### WORK ITEM
Within the records, which lines hold the string "Strong"? Report each one by copying it.

### SUPPLIED MATERIAL
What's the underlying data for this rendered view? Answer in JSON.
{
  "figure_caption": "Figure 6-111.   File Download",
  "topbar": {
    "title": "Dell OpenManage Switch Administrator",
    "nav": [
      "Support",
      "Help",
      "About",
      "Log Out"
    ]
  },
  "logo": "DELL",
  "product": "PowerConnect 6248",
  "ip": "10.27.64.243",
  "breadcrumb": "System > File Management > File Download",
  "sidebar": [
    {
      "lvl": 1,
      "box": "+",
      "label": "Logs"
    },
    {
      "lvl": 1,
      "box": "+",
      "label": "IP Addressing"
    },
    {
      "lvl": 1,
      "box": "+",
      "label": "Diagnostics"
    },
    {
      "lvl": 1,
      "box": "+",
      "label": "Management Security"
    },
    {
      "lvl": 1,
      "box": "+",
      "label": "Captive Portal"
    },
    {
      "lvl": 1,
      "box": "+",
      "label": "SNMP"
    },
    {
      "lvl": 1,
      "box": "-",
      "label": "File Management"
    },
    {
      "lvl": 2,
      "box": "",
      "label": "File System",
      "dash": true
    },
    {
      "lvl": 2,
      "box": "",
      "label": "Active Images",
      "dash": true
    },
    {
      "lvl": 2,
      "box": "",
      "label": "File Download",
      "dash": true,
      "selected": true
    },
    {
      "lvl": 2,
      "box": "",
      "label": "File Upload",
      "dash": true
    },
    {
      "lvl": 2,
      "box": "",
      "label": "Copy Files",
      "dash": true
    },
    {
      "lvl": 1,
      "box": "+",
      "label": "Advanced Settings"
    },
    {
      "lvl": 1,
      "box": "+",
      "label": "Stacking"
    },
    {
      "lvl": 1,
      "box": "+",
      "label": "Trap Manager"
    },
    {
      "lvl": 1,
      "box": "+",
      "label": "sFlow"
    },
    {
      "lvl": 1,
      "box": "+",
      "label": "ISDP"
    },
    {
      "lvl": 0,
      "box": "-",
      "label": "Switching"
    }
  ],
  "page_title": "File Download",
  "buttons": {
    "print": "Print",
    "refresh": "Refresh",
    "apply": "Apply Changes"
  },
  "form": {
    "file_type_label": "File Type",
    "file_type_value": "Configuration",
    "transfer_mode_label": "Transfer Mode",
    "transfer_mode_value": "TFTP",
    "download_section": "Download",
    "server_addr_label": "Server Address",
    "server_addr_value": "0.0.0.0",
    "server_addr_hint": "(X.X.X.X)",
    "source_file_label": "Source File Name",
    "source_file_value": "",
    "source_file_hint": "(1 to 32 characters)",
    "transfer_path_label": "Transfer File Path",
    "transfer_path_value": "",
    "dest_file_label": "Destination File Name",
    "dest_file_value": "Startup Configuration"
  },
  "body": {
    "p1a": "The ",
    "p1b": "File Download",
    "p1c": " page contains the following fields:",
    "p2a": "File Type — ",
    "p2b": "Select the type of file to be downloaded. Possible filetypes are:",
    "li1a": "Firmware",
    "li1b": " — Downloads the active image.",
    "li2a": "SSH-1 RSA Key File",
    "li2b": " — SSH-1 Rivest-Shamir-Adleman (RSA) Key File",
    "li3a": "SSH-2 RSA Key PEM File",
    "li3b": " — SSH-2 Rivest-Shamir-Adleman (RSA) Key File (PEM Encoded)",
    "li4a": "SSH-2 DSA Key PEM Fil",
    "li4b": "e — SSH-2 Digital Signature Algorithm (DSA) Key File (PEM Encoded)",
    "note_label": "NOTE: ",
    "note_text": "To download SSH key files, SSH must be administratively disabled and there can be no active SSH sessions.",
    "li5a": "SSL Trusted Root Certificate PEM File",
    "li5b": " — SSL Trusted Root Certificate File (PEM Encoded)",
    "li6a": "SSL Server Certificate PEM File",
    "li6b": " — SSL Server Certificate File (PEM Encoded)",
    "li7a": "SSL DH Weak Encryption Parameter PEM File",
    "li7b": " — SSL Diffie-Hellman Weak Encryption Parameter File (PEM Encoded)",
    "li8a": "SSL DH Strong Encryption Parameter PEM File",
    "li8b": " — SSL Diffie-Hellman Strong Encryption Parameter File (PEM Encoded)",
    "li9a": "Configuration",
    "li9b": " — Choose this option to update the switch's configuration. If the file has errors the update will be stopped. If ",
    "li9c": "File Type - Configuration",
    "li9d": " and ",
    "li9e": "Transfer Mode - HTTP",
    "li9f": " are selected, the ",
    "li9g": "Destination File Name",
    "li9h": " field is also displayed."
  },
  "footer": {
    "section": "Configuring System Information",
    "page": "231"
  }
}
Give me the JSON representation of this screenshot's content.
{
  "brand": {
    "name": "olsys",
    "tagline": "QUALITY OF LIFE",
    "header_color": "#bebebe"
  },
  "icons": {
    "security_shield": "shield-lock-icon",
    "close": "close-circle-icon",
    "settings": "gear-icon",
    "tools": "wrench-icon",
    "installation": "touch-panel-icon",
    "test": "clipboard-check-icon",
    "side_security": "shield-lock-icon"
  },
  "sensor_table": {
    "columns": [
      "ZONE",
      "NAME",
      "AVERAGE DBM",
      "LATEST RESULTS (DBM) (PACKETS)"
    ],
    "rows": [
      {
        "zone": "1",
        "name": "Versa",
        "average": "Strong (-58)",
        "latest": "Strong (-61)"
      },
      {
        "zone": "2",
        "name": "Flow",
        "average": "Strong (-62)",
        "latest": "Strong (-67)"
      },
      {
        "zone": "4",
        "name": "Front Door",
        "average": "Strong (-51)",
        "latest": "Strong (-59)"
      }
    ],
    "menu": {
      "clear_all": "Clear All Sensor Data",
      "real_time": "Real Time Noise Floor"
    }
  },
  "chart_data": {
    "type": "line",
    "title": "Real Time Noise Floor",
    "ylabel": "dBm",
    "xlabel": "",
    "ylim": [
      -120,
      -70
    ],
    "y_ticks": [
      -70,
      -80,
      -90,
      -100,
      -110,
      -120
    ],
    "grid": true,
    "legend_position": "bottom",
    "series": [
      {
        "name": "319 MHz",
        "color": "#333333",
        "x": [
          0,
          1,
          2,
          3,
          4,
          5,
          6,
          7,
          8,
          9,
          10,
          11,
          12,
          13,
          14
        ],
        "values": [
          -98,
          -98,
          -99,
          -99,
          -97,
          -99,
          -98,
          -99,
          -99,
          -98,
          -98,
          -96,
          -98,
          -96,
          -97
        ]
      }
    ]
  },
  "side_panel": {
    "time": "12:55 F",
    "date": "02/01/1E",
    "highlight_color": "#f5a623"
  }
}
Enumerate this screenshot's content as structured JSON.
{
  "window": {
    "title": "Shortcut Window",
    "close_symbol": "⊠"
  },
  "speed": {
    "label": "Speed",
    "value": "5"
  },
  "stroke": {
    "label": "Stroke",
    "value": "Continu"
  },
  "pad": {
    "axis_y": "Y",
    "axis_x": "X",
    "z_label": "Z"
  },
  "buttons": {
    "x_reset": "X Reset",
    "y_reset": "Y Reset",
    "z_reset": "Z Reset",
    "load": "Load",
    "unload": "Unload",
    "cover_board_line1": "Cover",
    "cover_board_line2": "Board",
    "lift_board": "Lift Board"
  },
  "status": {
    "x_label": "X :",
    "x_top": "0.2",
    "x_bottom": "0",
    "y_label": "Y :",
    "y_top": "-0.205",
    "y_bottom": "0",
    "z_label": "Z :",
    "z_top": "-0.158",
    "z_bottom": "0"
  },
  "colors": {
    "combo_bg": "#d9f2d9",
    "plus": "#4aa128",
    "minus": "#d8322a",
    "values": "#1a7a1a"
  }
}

### TASK SOLUTION
    "li8a": "SSL DH Strong Encryption Parameter PEM File",
    "li8b": " — SSL Diffie-Hellman Strong Encryption Parameter File (PEM Encoded)",
        "average": "Strong (-58)",
        "latest": "Strong (-61)"
        "average": "Strong (-62)",
        "latest": "Strong (-67)"
        "average": "Strong (-51)",
        "latest": "Strong (-59)"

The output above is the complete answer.